POLITICS

Police Union Boss Won’t Talk About That QAnon Mug He Keeps Putting On TV

The FBI considers the far-right QAnon conspiracy movement to be a potential domestic terrorism threat.
Ed Mullins, president of the Sergeants Benevolent Association, appears Thursday on Fox News with a black "QAnon" coffee mug b
Ed Mullins, president of the Sergeants Benevolent Association, appears Thursday on Fox News with a black "QAnon" coffee mug behind him.

The head of one of New York City’s largest police unions appeared on Fox News twice this week with a “QAnon” coffee mug but claims to have no knowledge of the extremist cult. 

Ed Mullins, president of the Sergeants Benevolent Association, was invited on Fox News on Monday and Friday to discuss crime in New York City. During both appearances, Mullins could be seen speaking from the same office where, sitting on what looks like a printer or scanner behind him, is a black coffee mug bearing a giant red-white-and-blue “Q.” 

The mug is also inscribed with the word “QAnon,” as well as the letters “WWG1WGA,” an acronym for “Where We Go One, We Go All,” the signature slogan of QAnon, a far-right conspiracy movement.  

A closer look at the QAnon coffee mug behind Sergeants Benevolent Association President Ed Mullins.
A closer look at the QAnon coffee mug behind Sergeants Benevolent Association President Ed Mullins.

Reached by phone after his Fox News appearance Friday afternoon, Mullins claimed neither the mug nor the office belonged to him. He also claimed to have “no idea” what QAnon was. 

Mullins said the office “wasn’t even in New York” but wouldn’t tell HuffPost where it was or to whom it belonged. He also wouldn’t say whether the office belongs to the Sergeants Benevolent Association. 

“You see the red-white-and-blue flag behind me?” he said. “Why don’t you talk about that?”

“This is ridiculous,” he added before hanging up. 

Mullins is just the latest prominent political figures to have been tied to QAnon, a conspiracy theory that falsely claims — among many other fantastical allegations — that Democratic officials are secretly operating a worldwide pedophilia ring. 

President Donald Trump’s former national security adviser Michael Flynn recently posted a video in which he uses QAnon phrases and slogans. 

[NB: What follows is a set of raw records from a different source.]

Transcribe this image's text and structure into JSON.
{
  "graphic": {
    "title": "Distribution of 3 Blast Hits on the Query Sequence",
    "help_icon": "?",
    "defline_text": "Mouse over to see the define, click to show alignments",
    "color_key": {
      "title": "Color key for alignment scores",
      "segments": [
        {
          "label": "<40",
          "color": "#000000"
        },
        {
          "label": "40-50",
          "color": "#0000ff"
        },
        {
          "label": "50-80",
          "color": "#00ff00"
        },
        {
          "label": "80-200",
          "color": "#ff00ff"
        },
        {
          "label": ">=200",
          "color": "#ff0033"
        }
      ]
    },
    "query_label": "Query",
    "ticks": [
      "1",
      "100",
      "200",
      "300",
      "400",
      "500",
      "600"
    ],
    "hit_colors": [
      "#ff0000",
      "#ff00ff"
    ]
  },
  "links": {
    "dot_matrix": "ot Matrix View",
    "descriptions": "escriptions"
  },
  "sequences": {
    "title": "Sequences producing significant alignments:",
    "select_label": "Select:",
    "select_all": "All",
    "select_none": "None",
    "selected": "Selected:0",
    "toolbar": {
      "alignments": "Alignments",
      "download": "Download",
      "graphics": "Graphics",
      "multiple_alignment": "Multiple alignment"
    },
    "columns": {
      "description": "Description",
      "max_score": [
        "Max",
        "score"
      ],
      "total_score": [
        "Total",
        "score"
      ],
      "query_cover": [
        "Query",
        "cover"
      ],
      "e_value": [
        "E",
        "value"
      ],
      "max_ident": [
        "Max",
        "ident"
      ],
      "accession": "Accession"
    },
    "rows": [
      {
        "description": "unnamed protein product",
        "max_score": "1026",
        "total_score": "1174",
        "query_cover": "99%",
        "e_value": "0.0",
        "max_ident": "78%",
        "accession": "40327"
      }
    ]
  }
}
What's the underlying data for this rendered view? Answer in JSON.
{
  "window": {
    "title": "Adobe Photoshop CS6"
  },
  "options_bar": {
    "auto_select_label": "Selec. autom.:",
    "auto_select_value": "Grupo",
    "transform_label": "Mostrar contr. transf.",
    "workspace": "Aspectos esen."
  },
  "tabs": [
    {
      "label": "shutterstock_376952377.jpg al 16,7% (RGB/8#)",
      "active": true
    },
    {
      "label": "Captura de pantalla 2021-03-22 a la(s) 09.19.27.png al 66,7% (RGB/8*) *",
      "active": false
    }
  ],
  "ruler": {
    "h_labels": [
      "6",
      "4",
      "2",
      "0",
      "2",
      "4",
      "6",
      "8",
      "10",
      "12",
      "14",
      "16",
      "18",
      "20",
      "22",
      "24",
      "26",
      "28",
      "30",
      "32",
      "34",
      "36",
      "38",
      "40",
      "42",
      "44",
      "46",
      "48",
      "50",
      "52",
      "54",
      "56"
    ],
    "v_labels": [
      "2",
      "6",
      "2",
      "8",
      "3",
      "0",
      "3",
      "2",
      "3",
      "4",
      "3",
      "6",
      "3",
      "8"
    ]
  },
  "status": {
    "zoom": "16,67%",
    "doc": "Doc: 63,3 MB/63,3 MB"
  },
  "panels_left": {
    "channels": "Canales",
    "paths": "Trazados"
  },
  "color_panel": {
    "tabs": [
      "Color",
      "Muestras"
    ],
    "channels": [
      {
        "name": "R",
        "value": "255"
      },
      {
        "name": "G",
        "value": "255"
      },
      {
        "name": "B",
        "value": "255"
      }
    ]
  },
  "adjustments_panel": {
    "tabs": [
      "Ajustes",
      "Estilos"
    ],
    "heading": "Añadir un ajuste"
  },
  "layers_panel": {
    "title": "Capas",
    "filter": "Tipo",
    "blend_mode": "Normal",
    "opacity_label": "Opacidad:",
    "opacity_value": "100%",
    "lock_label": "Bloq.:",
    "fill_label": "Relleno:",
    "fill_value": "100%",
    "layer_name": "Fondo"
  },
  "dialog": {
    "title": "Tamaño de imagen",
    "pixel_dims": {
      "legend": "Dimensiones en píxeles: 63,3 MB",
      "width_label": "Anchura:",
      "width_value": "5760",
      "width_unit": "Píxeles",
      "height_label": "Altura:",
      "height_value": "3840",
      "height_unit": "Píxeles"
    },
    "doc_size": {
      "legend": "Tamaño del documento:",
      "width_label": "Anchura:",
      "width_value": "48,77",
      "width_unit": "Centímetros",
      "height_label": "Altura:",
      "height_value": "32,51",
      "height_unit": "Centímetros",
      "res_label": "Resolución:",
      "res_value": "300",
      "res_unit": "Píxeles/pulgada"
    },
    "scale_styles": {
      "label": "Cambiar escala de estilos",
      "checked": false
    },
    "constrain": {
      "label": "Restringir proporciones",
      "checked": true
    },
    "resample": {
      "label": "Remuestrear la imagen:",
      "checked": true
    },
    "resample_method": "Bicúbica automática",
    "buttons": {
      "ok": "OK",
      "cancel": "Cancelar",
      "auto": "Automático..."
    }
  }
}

And a report from the liberal watchdog group Media Matters found that there are more than 50 Republican candidates for public office who have either “endorsed or given credence” to QAnon. At least 11 of those candidates will appear on ballots in November. 

(The Sergeants Benevolent Association, incidentally, has previously promoted articles from the far-right police news website Law Enforcement Today, which has endorsed a QAnon-supporting congressional candidate.) 

As HuffPost’s Luke O’Brien recently explained

QAnon is, put simply, an ever-mutating cluster of baseless conspiracy theories. Its foundational belief is that a high-ranking government official known only as “Q” has been using cryptic posts on internet message boards to transmit clues about nefarious elites and so-called deep state bad actors who are waging a secret spiritual war against President Donald Trump.

QAnon conspiracy theorists hold on to the authoritarian fantasy that one day soon Trump will use the military to arrest, imprison and possibly execute his political opponents. 

The FBI considers the ever-growing QAnon movement — whose adherents have been implicated in multiple crimes — to be a potential domestic terrorism threat.

Media consultant Timothy Burke first spotted the QAnon coffee mug behind Mullins on Fox News on Friday and posted a photo of it to Twitter.